» **Required action**: Determine how many lines in the listing below contain "icon", then give only that number.

» **Task inputs**:
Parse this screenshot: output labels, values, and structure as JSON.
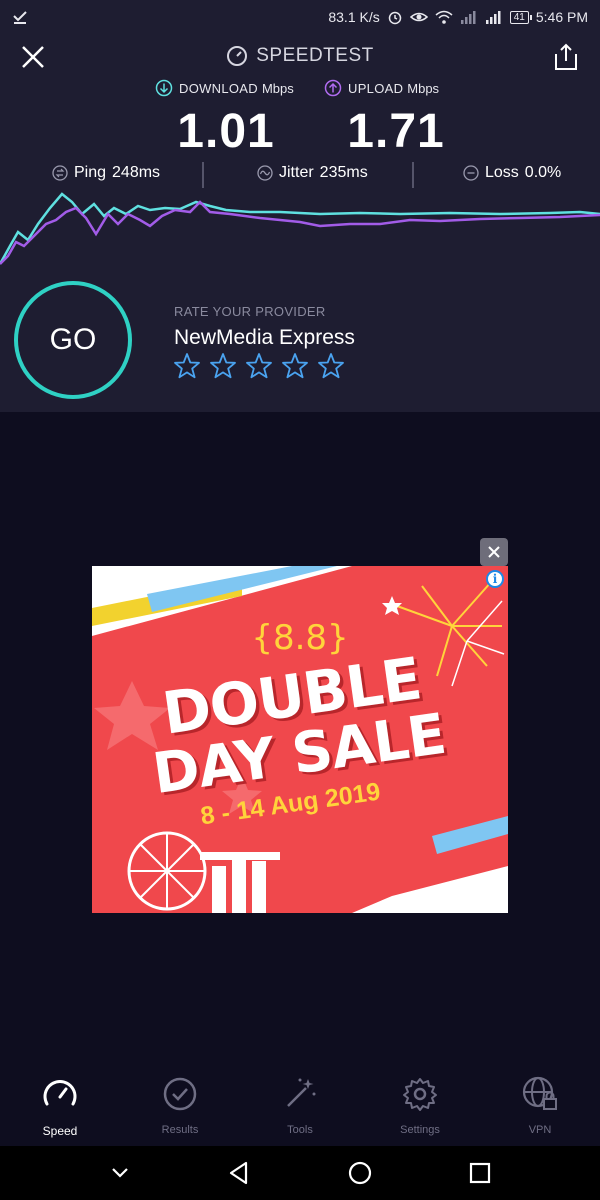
{
  "status_bar": {
    "net_speed": "83.1 K/s",
    "battery": "41",
    "time": "5:46 PM"
  },
  "header": {
    "title": "SPEEDTEST"
  },
  "metrics": {
    "download_label": "DOWNLOAD",
    "download_unit": "Mbps",
    "download_value": "1.01",
    "upload_label": "UPLOAD",
    "upload_unit": "Mbps",
    "upload_value": "1.71",
    "ping_label": "Ping",
    "ping_value": "248ms",
    "jitter_label": "Jitter",
    "jitter_value": "235ms",
    "loss_label": "Loss",
    "loss_value": "0.0%"
  },
  "graph": {
    "download_color": "#5fe0e0",
    "upload_color": "#a25ce8"
  },
  "provider": {
    "go_label": "GO",
    "rate_label": "RATE YOUR PROVIDER",
    "name": "NewMedia Express",
    "rating": 0,
    "max_rating": 5
  },
  "ad": {
    "event": "{8.8}",
    "line1": "DOUBLE",
    "line2": "DAY SALE",
    "dates": "8 - 14 Aug 2019"
  },
  "bottom_nav": {
    "items": [
      {
        "label": "Speed",
        "icon": "speedometer-icon",
        "active": true
      },
      {
        "label": "Results",
        "icon": "check-circle-icon",
        "active": false
      },
      {
        "label": "Tools",
        "icon": "magic-wand-icon",
        "active": false
      },
      {
        "label": "Settings",
        "icon": "gear-icon",
        "active": false
      },
      {
        "label": "VPN",
        "icon": "globe-lock-icon",
        "active": false
      }
    ]
  },
  "colors": {
    "accent": "#2fd1c4",
    "panel_bg": "#1e1d31",
    "page_bg": "#0e0d1f",
    "ad_red": "#f0484c"
  }
}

» **Answer section**: 5